Texas City Challenged Over Display Of Religious Sign

| by Jordan Smith

A group campaigning on the issue of the separation of church and state has criticized a Texas city for violating the Constitution.

The Freedom From Religion Foundation sent a letter to the city of Hawkins, Texas, demanding that it remove a sign hanging by the highway on the way in to the city which declares, “Jesus welcomes you to Hawkins.”

The group wrote in its first letter in June that the presence of the sign on city property “conveys a government preference for religion over nonreligion, and prefers Christianity over other religions.”

“It is illegal for the government to erect religious displays on private property, just as it is illegal to erect them on public property,” attorney Sam Grover wrote in a subsequent letter, reported by the Tyler Morning Telegraph. “The city of Hawkins could not legally erect a cross in a privately owned church. Nor can it erect a sign proclaiming 'Jesus Welcomes You' on private property. The sign must be removed, regardless of who owns the land under it.”

The city disagrees.

“It's still there. We don't have any intentions of taking it down. It looks like the place where it's sitting may not even belong to the city,” Mayor William Rogers said, according to the Longview News-Journal. “The citizens bought it to replace an old First Baptist sign that had been there for 50 years, and the council just voted to allow the sign to be placed there.”

Some local businesses have shown their solidarity with Hawkins by hanging their own Jesus signs on their property.

“Christians in Longview need to stand up for their rights. I wanted everyone to know that ... we believe in Christ, we believe in Jesus,” stated Randy Tyree, who owns an auto repair business.

“The FFRF is a state church watch dog organization. When it comes to private individuals or businesses, they should be free to express their beliefs,” Grover added. “It's only when the government dictates what people should believe by choosing to promote one religion that it becomes a problem. And that's not my personal opinion, that's what the Constitution requires.”

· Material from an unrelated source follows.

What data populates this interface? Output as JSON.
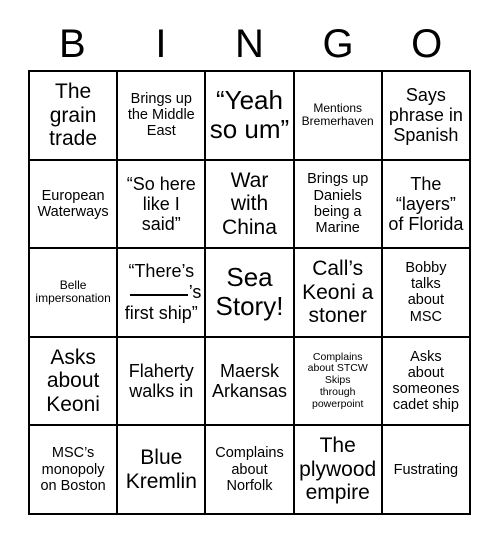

Sources: Tyler Morning Telegraph, Longview News-Journal / Photo credit: Screenshot Via Longview News-Journal